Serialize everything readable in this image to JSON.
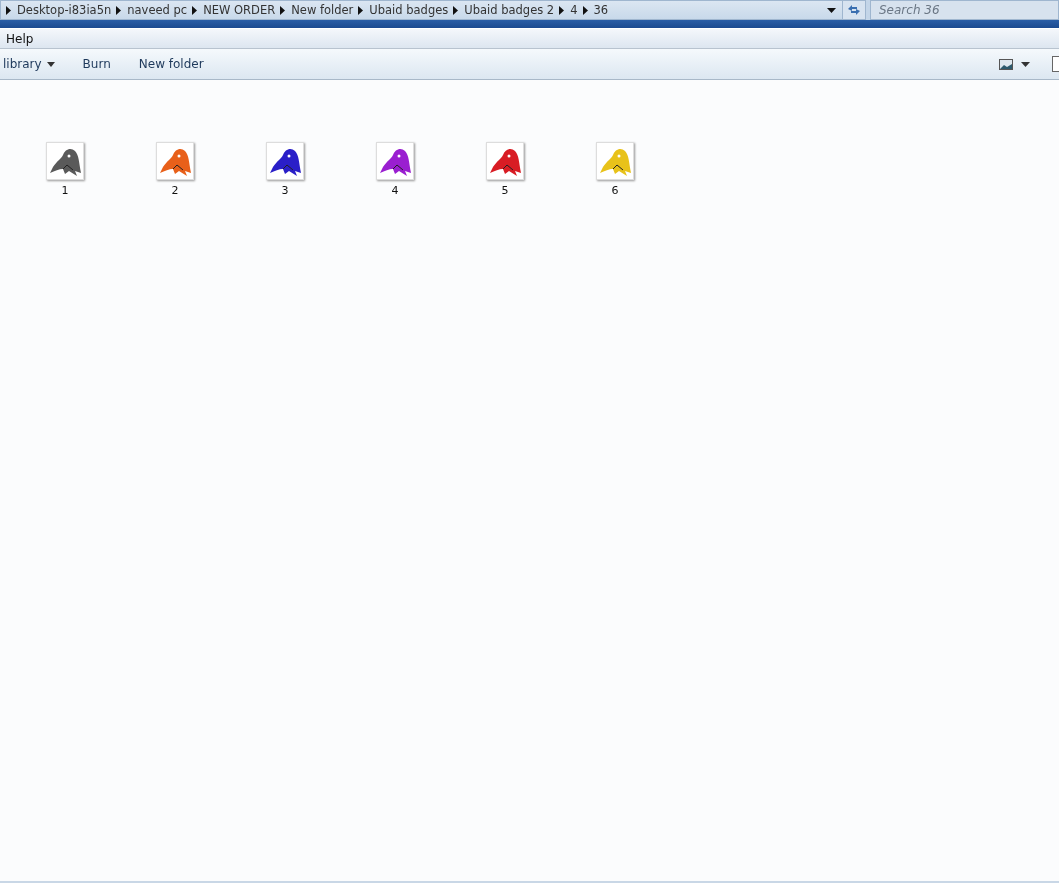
{
  "address_bar": {
    "crumbs": [
      "Desktop-i83ia5n",
      "naveed pc",
      "NEW ORDER",
      "New folder",
      "Ubaid badges",
      "Ubaid badges 2",
      "4",
      "36"
    ]
  },
  "search": {
    "placeholder": "Search 36"
  },
  "menu_bar": {
    "items": [
      "Help"
    ]
  },
  "toolbar": {
    "items": [
      {
        "label": "library",
        "kind": "dropdown"
      },
      {
        "label": "Burn",
        "kind": "button"
      },
      {
        "label": "New folder",
        "kind": "button"
      }
    ]
  },
  "files": [
    {
      "name": "1",
      "color": "#5a5a5a"
    },
    {
      "name": "2",
      "color": "#e8601a"
    },
    {
      "name": "3",
      "color": "#2a1fc8"
    },
    {
      "name": "4",
      "color": "#9a1fd0"
    },
    {
      "name": "5",
      "color": "#d81c24"
    },
    {
      "name": "6",
      "color": "#e8c21a"
    }
  ]
}
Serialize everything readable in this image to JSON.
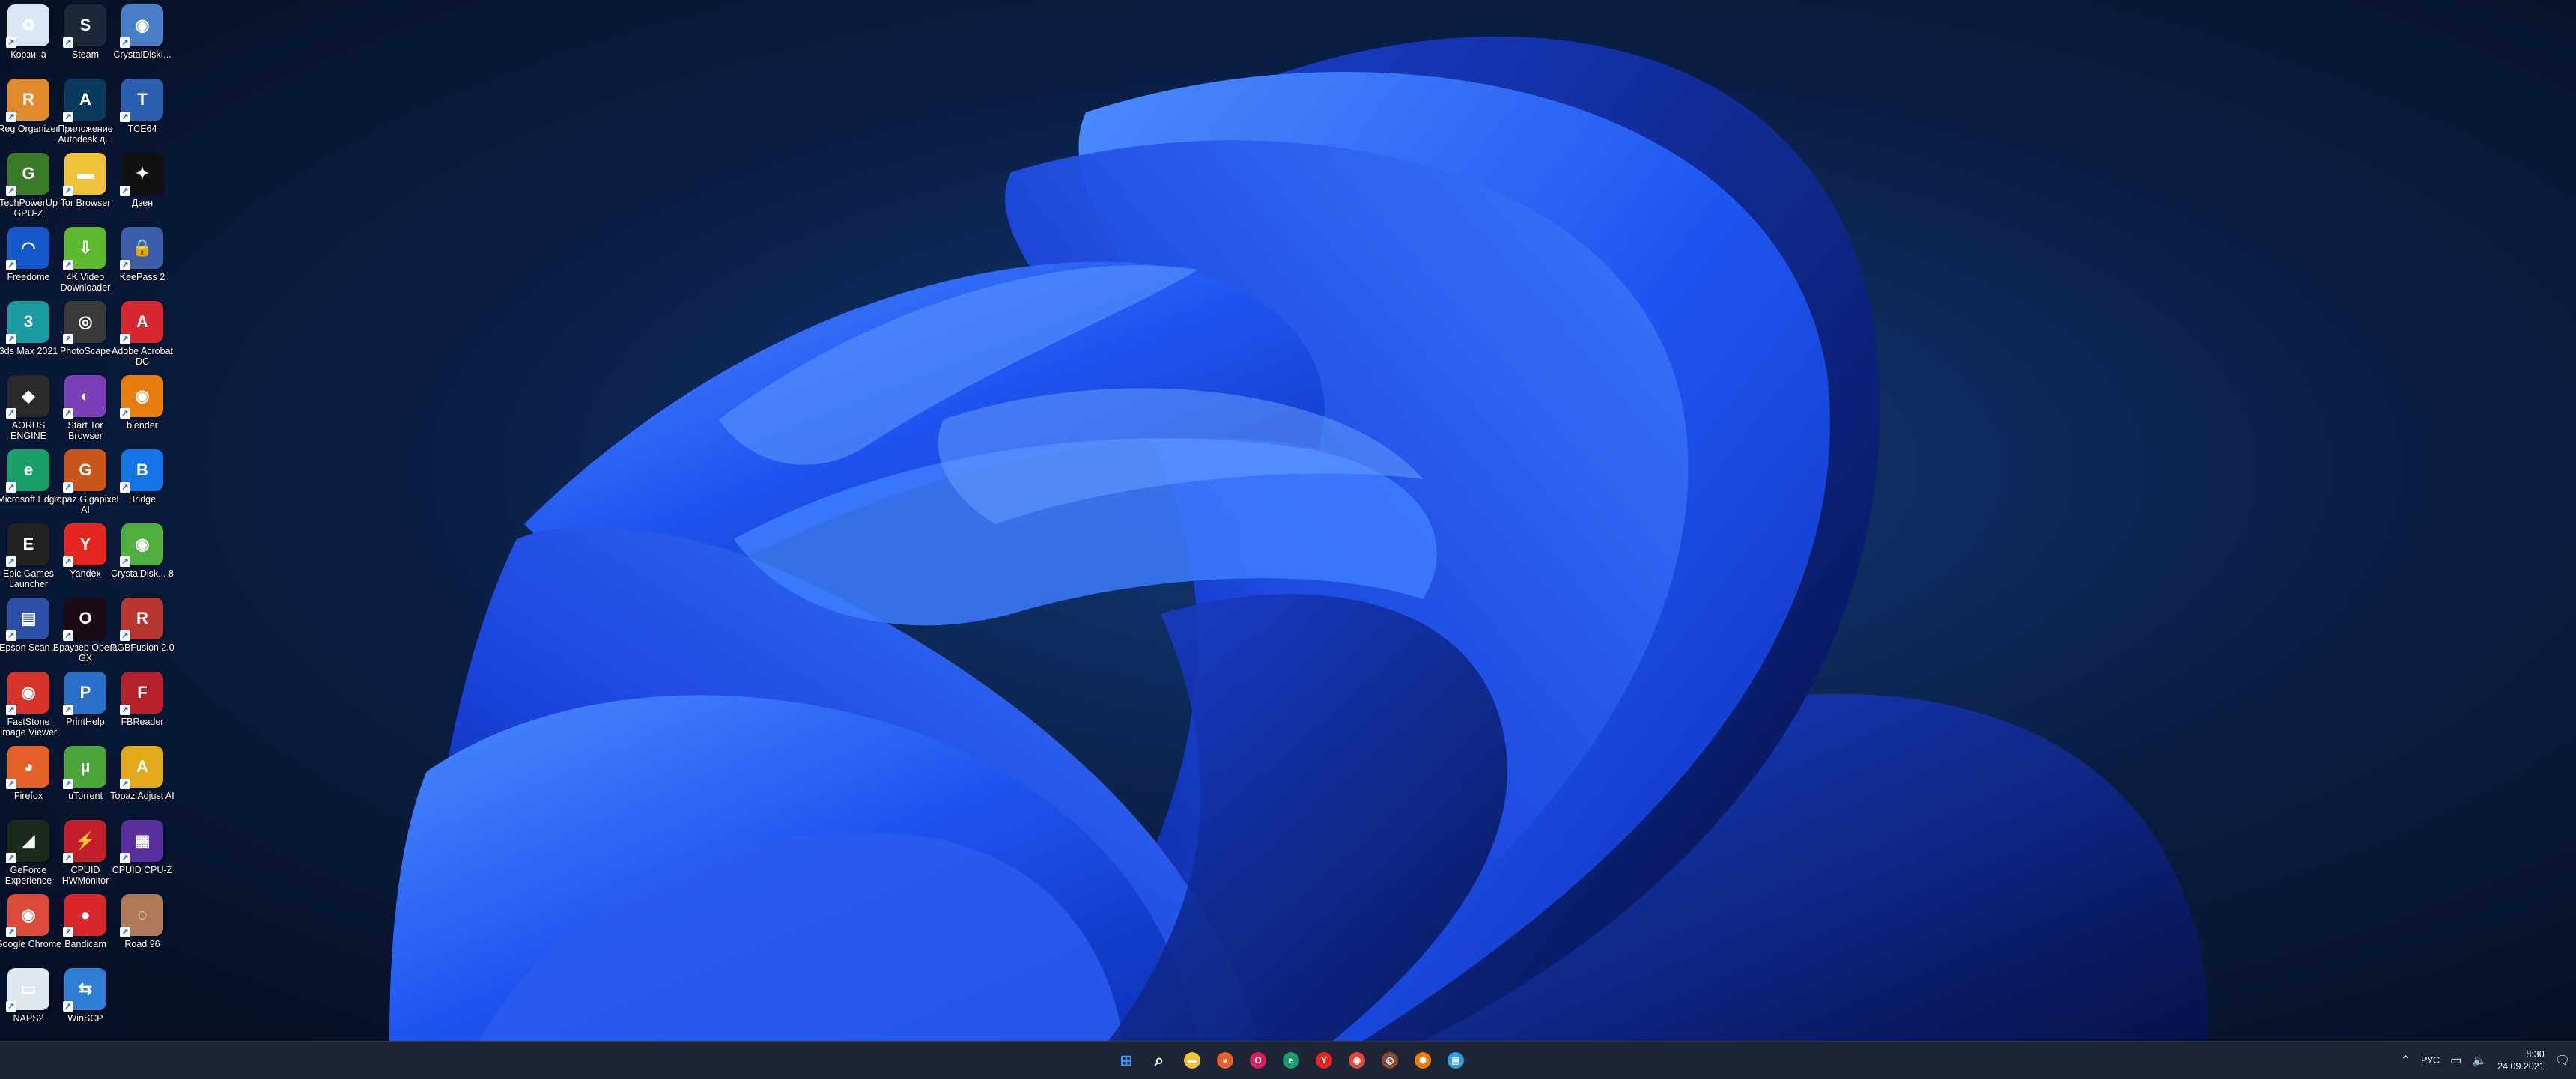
{
  "desktop": {
    "icons": [
      {
        "label": "Корзина",
        "color": "#d9e6f3",
        "symbol": "♻",
        "icon": "recycle-bin-icon"
      },
      {
        "label": "Steam",
        "color": "#1b2838",
        "symbol": "S",
        "icon": "steam-icon"
      },
      {
        "label": "CrystalDiskI...",
        "color": "#4a7fc7",
        "symbol": "◉",
        "icon": "crystaldiskinfo-icon"
      },
      {
        "label": "Reg Organizer",
        "color": "#e08a2c",
        "symbol": "R",
        "icon": "reg-organizer-icon"
      },
      {
        "label": "Приложение Autodesk д...",
        "color": "#0a3a5c",
        "symbol": "A",
        "icon": "autodesk-icon"
      },
      {
        "label": "TCE64",
        "color": "#2d5fb0",
        "symbol": "T",
        "icon": "tce64-icon"
      },
      {
        "label": "TechPowerUp GPU-Z",
        "color": "#3a7a2a",
        "symbol": "G",
        "icon": "gpu-z-icon"
      },
      {
        "label": "Tor Browser",
        "color": "#f0c23a",
        "symbol": "▬",
        "icon": "folder-icon"
      },
      {
        "label": "Дзен",
        "color": "#111111",
        "symbol": "✦",
        "icon": "dzen-icon"
      },
      {
        "label": "Freedome",
        "color": "#1657c9",
        "symbol": "◠",
        "icon": "freedome-icon"
      },
      {
        "label": "4K Video Downloader",
        "color": "#5cb82e",
        "symbol": "⇩",
        "icon": "video-downloader-icon"
      },
      {
        "label": "KeePass 2",
        "color": "#3a5ea8",
        "symbol": "🔒",
        "icon": "keepass-icon"
      },
      {
        "label": "3ds Max 2021",
        "color": "#1a9ba0",
        "symbol": "3",
        "icon": "3ds-max-icon"
      },
      {
        "label": "PhotoScape",
        "color": "#3a3a3a",
        "symbol": "◎",
        "icon": "photoscape-icon"
      },
      {
        "label": "Adobe Acrobat DC",
        "color": "#d7282f",
        "symbol": "A",
        "icon": "acrobat-icon"
      },
      {
        "label": "AORUS ENGINE",
        "color": "#2a2a2a",
        "symbol": "◆",
        "icon": "aorus-icon"
      },
      {
        "label": "Start Tor Browser",
        "color": "#7d3fb8",
        "symbol": "◐",
        "icon": "tor-browser-icon"
      },
      {
        "label": "blender",
        "color": "#e87d0d",
        "symbol": "◉",
        "icon": "blender-icon"
      },
      {
        "label": "Microsoft Edge",
        "color": "#1a9f6b",
        "symbol": "e",
        "icon": "edge-icon"
      },
      {
        "label": "Topaz Gigapixel AI",
        "color": "#c8561a",
        "symbol": "G",
        "icon": "topaz-gigapixel-icon"
      },
      {
        "label": "Bridge",
        "color": "#1473e6",
        "symbol": "B",
        "icon": "bridge-icon"
      },
      {
        "label": "Epic Games Launcher",
        "color": "#222222",
        "symbol": "E",
        "icon": "epic-games-icon"
      },
      {
        "label": "Yandex",
        "color": "#e52620",
        "symbol": "Y",
        "icon": "yandex-icon"
      },
      {
        "label": "CrystalDisk... 8",
        "color": "#4fae3e",
        "symbol": "◉",
        "icon": "crystaldiskmark-icon"
      },
      {
        "label": "Epson Scan 2",
        "color": "#2c4fa8",
        "symbol": "▤",
        "icon": "epson-scan-icon"
      },
      {
        "label": "Браузер Opera GX",
        "color": "#1a0b16",
        "symbol": "O",
        "icon": "opera-gx-icon"
      },
      {
        "label": "RGBFusion 2.0",
        "color": "#b8382f",
        "symbol": "R",
        "icon": "rgbfusion-icon"
      },
      {
        "label": "FastStone Image Viewer",
        "color": "#d6342a",
        "symbol": "◉",
        "icon": "faststone-icon"
      },
      {
        "label": "PrintHelp",
        "color": "#2a6fc7",
        "symbol": "P",
        "icon": "printhelp-icon"
      },
      {
        "label": "FBReader",
        "color": "#b6202a",
        "symbol": "F",
        "icon": "fbreader-icon"
      },
      {
        "label": "Firefox",
        "color": "#e6602a",
        "symbol": "◕",
        "icon": "firefox-icon"
      },
      {
        "label": "uTorrent",
        "color": "#4aa63a",
        "symbol": "µ",
        "icon": "utorrent-icon"
      },
      {
        "label": "Topaz Adjust AI",
        "color": "#e0a91a",
        "symbol": "A",
        "icon": "topaz-adjust-icon"
      },
      {
        "label": "GeForce Experience",
        "color": "#1b2a1a",
        "symbol": "◢",
        "icon": "geforce-icon"
      },
      {
        "label": "CPUID HWMonitor",
        "color": "#c21f2a",
        "symbol": "⚡",
        "icon": "hwmonitor-icon"
      },
      {
        "label": "CPUID CPU-Z",
        "color": "#5a2fa0",
        "symbol": "▦",
        "icon": "cpu-z-icon"
      },
      {
        "label": "Google Chrome",
        "color": "#dd4a3a",
        "symbol": "◉",
        "icon": "chrome-icon"
      },
      {
        "label": "Bandicam",
        "color": "#d8262a",
        "symbol": "●",
        "icon": "bandicam-icon"
      },
      {
        "label": "Road 96",
        "color": "#b07a5a",
        "symbol": "◌",
        "icon": "road96-icon"
      },
      {
        "label": "NAPS2",
        "color": "#dfe6ee",
        "symbol": "▭",
        "icon": "naps2-icon"
      },
      {
        "label": "WinSCP",
        "color": "#2f7fd6",
        "symbol": "⇆",
        "icon": "winscp-icon"
      }
    ]
  },
  "taskbar": {
    "items": [
      {
        "icon": "windows-start-icon",
        "color": "#2f8cff",
        "symbol": "⊞",
        "running": false
      },
      {
        "icon": "search-icon",
        "color": "transparent",
        "symbol": "⌕",
        "running": false
      },
      {
        "icon": "file-explorer-icon",
        "color": "#f0c23a",
        "symbol": "▬",
        "running": false
      },
      {
        "icon": "firefox-icon",
        "color": "#e6602a",
        "symbol": "◕",
        "running": false
      },
      {
        "icon": "opera-gx-icon",
        "color": "#e01e5a",
        "symbol": "O",
        "running": false
      },
      {
        "icon": "edge-icon",
        "color": "#1a9f6b",
        "symbol": "e",
        "running": false
      },
      {
        "icon": "yandex-icon",
        "color": "#e52620",
        "symbol": "Y",
        "running": false
      },
      {
        "icon": "chrome-icon",
        "color": "#dd4a3a",
        "symbol": "◉",
        "running": false
      },
      {
        "icon": "photoscape-icon",
        "color": "#8a4a3a",
        "symbol": "◎",
        "running": false
      },
      {
        "icon": "app-settings-icon",
        "color": "#e87d0d",
        "symbol": "✱",
        "running": false
      },
      {
        "icon": "notepad-icon",
        "color": "#2f9fe0",
        "symbol": "▤",
        "running": false
      }
    ],
    "tray": {
      "language": "РУС",
      "time": "8:30",
      "date": "24.09.2021"
    }
  }
}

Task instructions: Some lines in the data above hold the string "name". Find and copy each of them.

Your response:
      "name": "1",
      "name": "2",
      "name": "3",
      "name": "4",
      "name": "5",
      "name": "6",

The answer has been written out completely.